Initially, I started studying chemical engineering, with the intention of specialising in environmental engineering. However, a few years in I realised that I was more passionate about the socio-environmental aspects of the environmental issues we face. One quick academic U-turn later, I graduated with a BSc Environmental Science and Applied Biology. During this degree I noticed a disconnect in the conversation around environmental concerns and nature conservation – the people and politics that drive so many of the decisions and consequences we face are absent from the conversation.
With the intent of crossing the boundary between science and politics, I started working at a small legal NGO advocating indigenous rights in Southern Africa. The crux of this work was the intersection between indigenous land rights and nature conservation. More specifically, the realisation that the two are often opposing forces and that developmental agendas surrounding sustainability had devastating on-the-ground consequences for local communities. I was introduced to participatory methods of community engagement, which made a lot of sense in ‘defined’ rural communities. Gradually my interest grew in understanding how such participatory methods would function in cities, which is where many of our environmental concerns concentrate. Because of this, I was thrilled when I found the Environment and Sustainable Development (ESD) MSc at the Development Planning Unit. It straddled all my interest: sustainability in cities of the global South, participatory methods and a strong focus on practical aspects.
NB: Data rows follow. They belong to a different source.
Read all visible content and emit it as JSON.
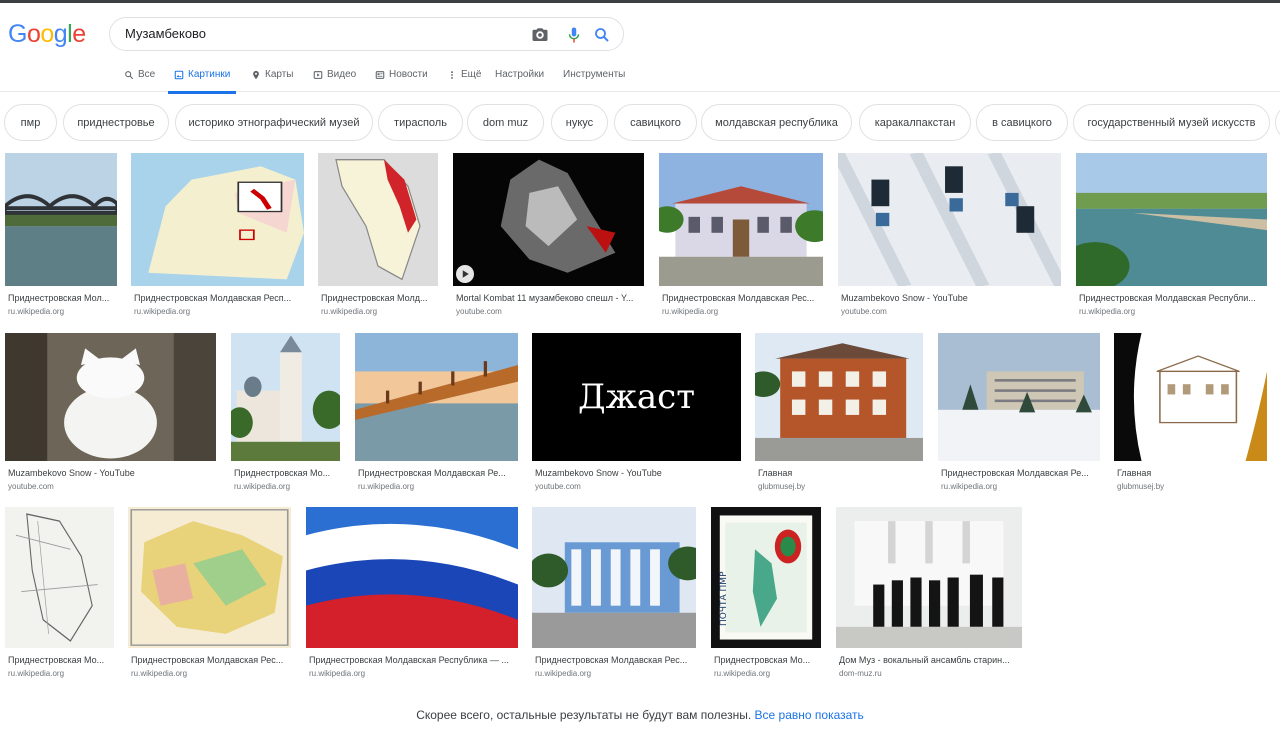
{
  "brand": {
    "logo_letters": [
      {
        "ch": "G",
        "color": "#4285f4"
      },
      {
        "ch": "o",
        "color": "#ea4335"
      },
      {
        "ch": "o",
        "color": "#fbbc05"
      },
      {
        "ch": "g",
        "color": "#4285f4"
      },
      {
        "ch": "l",
        "color": "#34a853"
      },
      {
        "ch": "e",
        "color": "#ea4335"
      }
    ]
  },
  "search": {
    "query": "Музамбеково",
    "camera_icon": "camera-icon",
    "mic_icon": "mic-icon",
    "search_icon": "search-icon"
  },
  "nav": {
    "all": "Все",
    "images": "Картинки",
    "maps": "Карты",
    "videos": "Видео",
    "news": "Новости",
    "more": "Ещё",
    "settings": "Настройки",
    "tools": "Инструменты"
  },
  "chips": [
    "пмр",
    "приднестровье",
    "историко этнографический музей",
    "тирасполь",
    "dom muz",
    "нукус",
    "савицкого",
    "молдавская республика",
    "каракалпакстан",
    "в савицкого",
    "государственный музей искусств"
  ],
  "results": [
    {
      "title": "Приднестровская Мол...",
      "source": "ru.wikipedia.org",
      "art": "bridge"
    },
    {
      "title": "Приднестровская Молдавская Респ...",
      "source": "ru.wikipedia.org",
      "art": "europe"
    },
    {
      "title": "Приднестровская Молд...",
      "source": "ru.wikipedia.org",
      "art": "moldova"
    },
    {
      "title": "Mortal Kombat 11 музамбеково спешл - Y...",
      "source": "youtube.com",
      "art": "mk"
    },
    {
      "title": "Приднестровская Молдавская Рес...",
      "source": "ru.wikipedia.org",
      "art": "building"
    },
    {
      "title": "Muzambekovo Snow - YouTube",
      "source": "youtube.com",
      "art": "snow"
    },
    {
      "title": "Приднестровская Молдавская Республи...",
      "source": "ru.wikipedia.org",
      "art": "river"
    },
    {
      "title": "Muzambekovo Snow - YouTube",
      "source": "youtube.com",
      "art": "cat"
    },
    {
      "title": "Приднестровская Мо...",
      "source": "ru.wikipedia.org",
      "art": "church"
    },
    {
      "title": "Приднестровская Молдавская Ре...",
      "source": "ru.wikipedia.org",
      "art": "bridge2"
    },
    {
      "title": "Muzambekovo Snow - YouTube",
      "source": "youtube.com",
      "art": "text",
      "text": "Джаст"
    },
    {
      "title": "Главная",
      "source": "glubmusej.by",
      "art": "brick"
    },
    {
      "title": "Приднестровская Молдавская Ре...",
      "source": "ru.wikipedia.org",
      "art": "winter"
    },
    {
      "title": "Главная",
      "source": "glubmusej.by",
      "art": "sketch"
    },
    {
      "title": "Приднестровская Мо...",
      "source": "ru.wikipedia.org",
      "art": "oldmap"
    },
    {
      "title": "Приднестровская Молдавская Рес...",
      "source": "ru.wikipedia.org",
      "art": "colormap"
    },
    {
      "title": "Приднестровская Молдавская Республика — ...",
      "source": "ru.wikipedia.org",
      "art": "flag"
    },
    {
      "title": "Приднестровская Молдавская Рес...",
      "source": "ru.wikipedia.org",
      "art": "blue"
    },
    {
      "title": "Приднестровская Мо...",
      "source": "ru.wikipedia.org",
      "art": "stamp",
      "stamp_text": "ПОЧТА ПМР"
    },
    {
      "title": "Дом Муз - вокальный ансамбль старин...",
      "source": "dom-muz.ru",
      "art": "choir"
    }
  ],
  "footer": {
    "text": "Скорее всего, остальные результаты не будут вам полезны.",
    "link": "Все равно показать"
  }
}
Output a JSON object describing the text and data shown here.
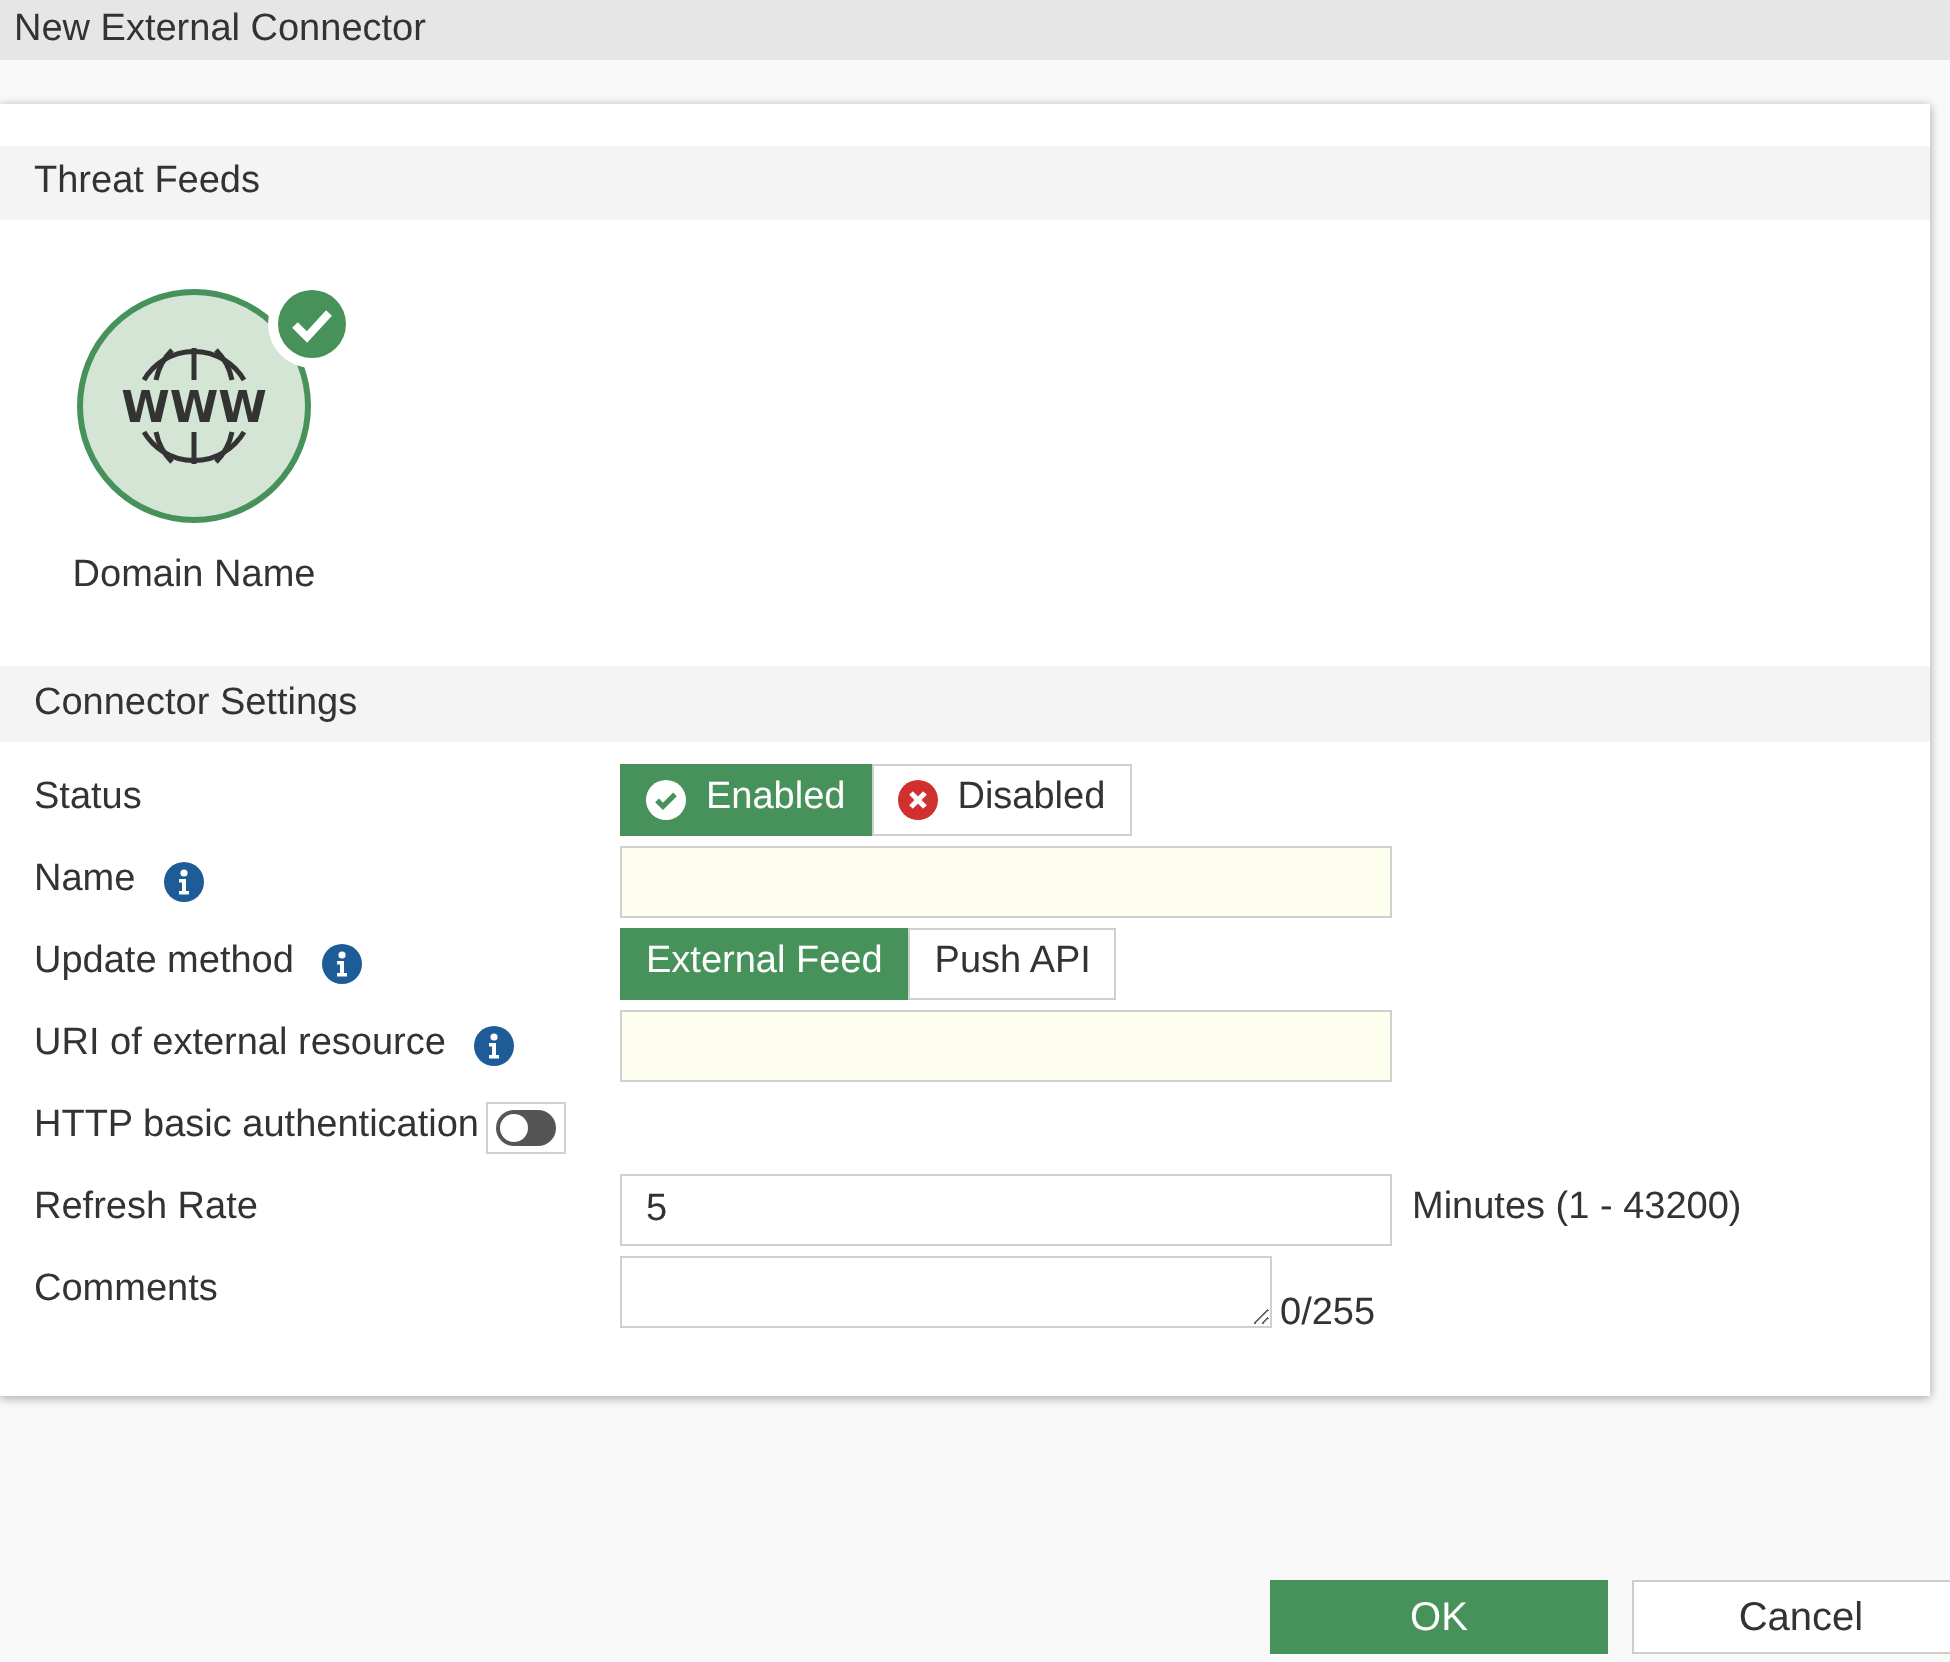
{
  "window": {
    "title": "New External Connector"
  },
  "threat_feeds": {
    "header": "Threat Feeds",
    "items": [
      {
        "label": "Domain Name",
        "icon_text": "WWW",
        "selected": true
      }
    ]
  },
  "connector_settings": {
    "header": "Connector Settings",
    "rows": [
      {
        "kind": "segmented",
        "label": "Status",
        "info": false,
        "options": [
          {
            "label": "Enabled",
            "kind": "enabled",
            "selected": true
          },
          {
            "label": "Disabled",
            "kind": "disabled",
            "selected": false
          }
        ]
      },
      {
        "kind": "input",
        "label": "Name",
        "info": true,
        "required": true,
        "value": ""
      },
      {
        "kind": "segmented",
        "label": "Update method",
        "info": true,
        "options": [
          {
            "label": "External Feed",
            "kind": "plain",
            "selected": true
          },
          {
            "label": "Push API",
            "kind": "plain",
            "selected": false
          }
        ]
      },
      {
        "kind": "input",
        "label": "URI of external resource",
        "info": true,
        "required": true,
        "value": ""
      },
      {
        "kind": "switch",
        "label": "HTTP basic authentication",
        "info": false,
        "on": false
      },
      {
        "kind": "input",
        "label": "Refresh Rate",
        "info": false,
        "required": false,
        "value": "5",
        "suffix": "Minutes (1 - 43200)"
      },
      {
        "kind": "textarea",
        "label": "Comments",
        "info": false,
        "value": "",
        "counter": "0/255"
      }
    ]
  },
  "buttons": [
    {
      "label": "OK",
      "primary": true
    },
    {
      "label": "Cancel",
      "primary": false
    }
  ]
}
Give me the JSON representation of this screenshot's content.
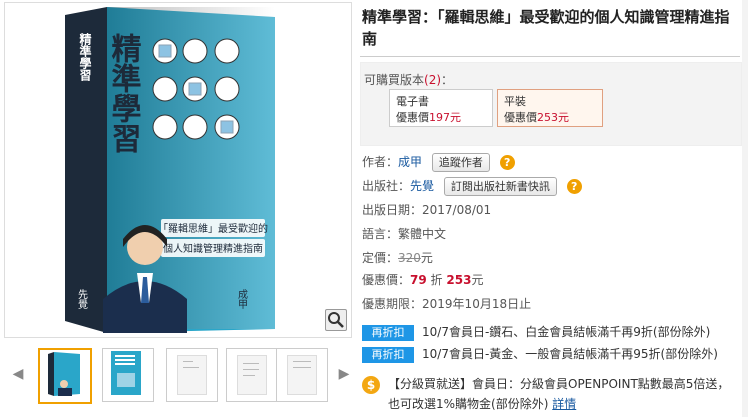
{
  "book": {
    "title": "精準學習：「羅輯思維」最受歡迎的個人知識管理精進指南"
  },
  "cover": {
    "title": "精準學習",
    "publisher_mark": "先覺",
    "tagline_lines": [
      "「羅輯思維」最受歡迎的",
      "個人知識管理精進指南"
    ],
    "author_mark": "成甲"
  },
  "editions": {
    "label_prefix": "可購買版本",
    "count": "(2)",
    "label_suffix": "：",
    "items": [
      {
        "name": "電子書",
        "price_label": "優惠價",
        "price": "197元"
      },
      {
        "name": "平裝",
        "price_label": "優惠價",
        "price": "253元"
      }
    ]
  },
  "info": {
    "author_label": "作者：",
    "author": "成甲",
    "follow_author": "追蹤作者",
    "publisher_label": "出版社：",
    "publisher": "先覺",
    "subscribe": "訂閱出版社新書快訊",
    "pubdate_label": "出版日期：",
    "pubdate": "2017/08/01",
    "language_label": "語言：",
    "language": "繁體中文",
    "list_price_label": "定價：",
    "list_price": "320",
    "list_price_unit": "元",
    "sale_label": "優惠價：",
    "sale_discount": "79",
    "sale_discount_unit": "折",
    "sale_price": "253",
    "sale_price_unit": "元",
    "deadline_label": "優惠期限：",
    "deadline": "2019年10月18日止"
  },
  "promotions": [
    {
      "badge": "再折扣",
      "text": "10/7會員日-鑽石、白金會員結帳滿千再9折(部份除外)"
    },
    {
      "badge": "再折扣",
      "text": "10/7會員日-黃金、一般會員結帳滿千再95折(部份除外)"
    }
  ],
  "bonus": {
    "text": "【分級買就送】會員日：分級會員OPENPOINT點數最高5倍送，也可改選1%購物金(部份除外)",
    "link": "詳情"
  },
  "help_icon": "?",
  "coin_icon": "$",
  "arrows": {
    "left": "◀",
    "right": "▶"
  }
}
When I finally arrived a year later, I was most excited by the incredible international diversity of my fellow students at the department and in ESD. Everyone had different disciplinary backgrounds and many different nationalities were represented, especially from the Global South. Rather than act as a point of division, everyone’s divergent backgrounds meant that everyone fitted in: we had all come into the space as equals to learn. I hold that my classmates taught me my most valuable lessons through their incredible knowledge and willingness to share. The course is structed around groupwork in nearly every module. As such, although we were a big class, everyone got to know each other through constantly rotating groups for seminars, presentations and the practice module. Personally, the year held many lessons in what true collaborative work means, which is something I will carry into both my professional and private life.
Academically, I enjoyed the complexity of the urban development space. It meant we had to grapple with uncertainty, complexity and dynamic contexts. The course managed to straddle a balance between theory and practice across the different modules. Political ecology offered a deep dive into theoretical underpinnings, critiques of sustainability and development as a whole. Urban environmental management and planning connected us to current international discourse and practice in the field. Both of these subjects were then applied to a very specific context in the practice module, which was a great opportunity to apply and test the various methods and ways of thinking we had learnt. I particularly enjoyed how submissions varied in formats. We submitted essays, a city profile, a policy brief, presentations, reflective pieces, a story and a video, allowing us to prepare for the dynamic workplaces of today.
The DPU encourages critical thinking and allows for critique of development as a discipline. At the same time, I appreciated that much of the critique was informed by on-the-ground experiences and voices, rather than being limited to the academic realm. Allowing for critical reflection of academia created a stimulating academic space that was connected to practice and asked the difficult questions that arose from practice. Our academic ability to reflect on practice and lived reality was tested when the COVID-19 pandemic cancelled our fieldtrip and many in the class returned to their home countries. We used our group project as an opportunity to academically understand the pandemic that was unfolding around us. Specifically, we were tracking the consequences of the pandemic on tenure security in informal settlements and thinking through ways of potentially minimising such impacts. Virtual groupwork and online engagements were novel challenges we had to learn and navigate as a part of our practice module, testing my adaptability, negotiation skills and creative problem-solving ability. We eventually completed our ‘virtual fieldtrip’ and thesis from varying degrees of lockdown, quarantine and isolation.
Currently I am working for the Development Action Group (DAG) in Cape Town, an NGO advocating for urban land rights and affordable housing. I was introduced to them through the ESD practice module, during which I had the opportunity to interview the organisation’s executive director. I am now a part of their Land Value Capture programme and work on institutionalising innovative land-based financing tools in local metropolitan governments. We focus on finding methods to finance just and inclusive cities while working towards spatial transformation. The MSc allowed me to focus much of my project work on topics of land and housing and the intersections of these issues with environmental narratives, allowing me to build a specific skills base according to my personal and academic interests. Whether facilitating stakeholder engagements, applying theories of environmental justice to land issues or formatting a PowerPoint, I use many hard and particularly soft skills learnt in ESD every day and can only thank my incredible classmates and the DPU for the experience.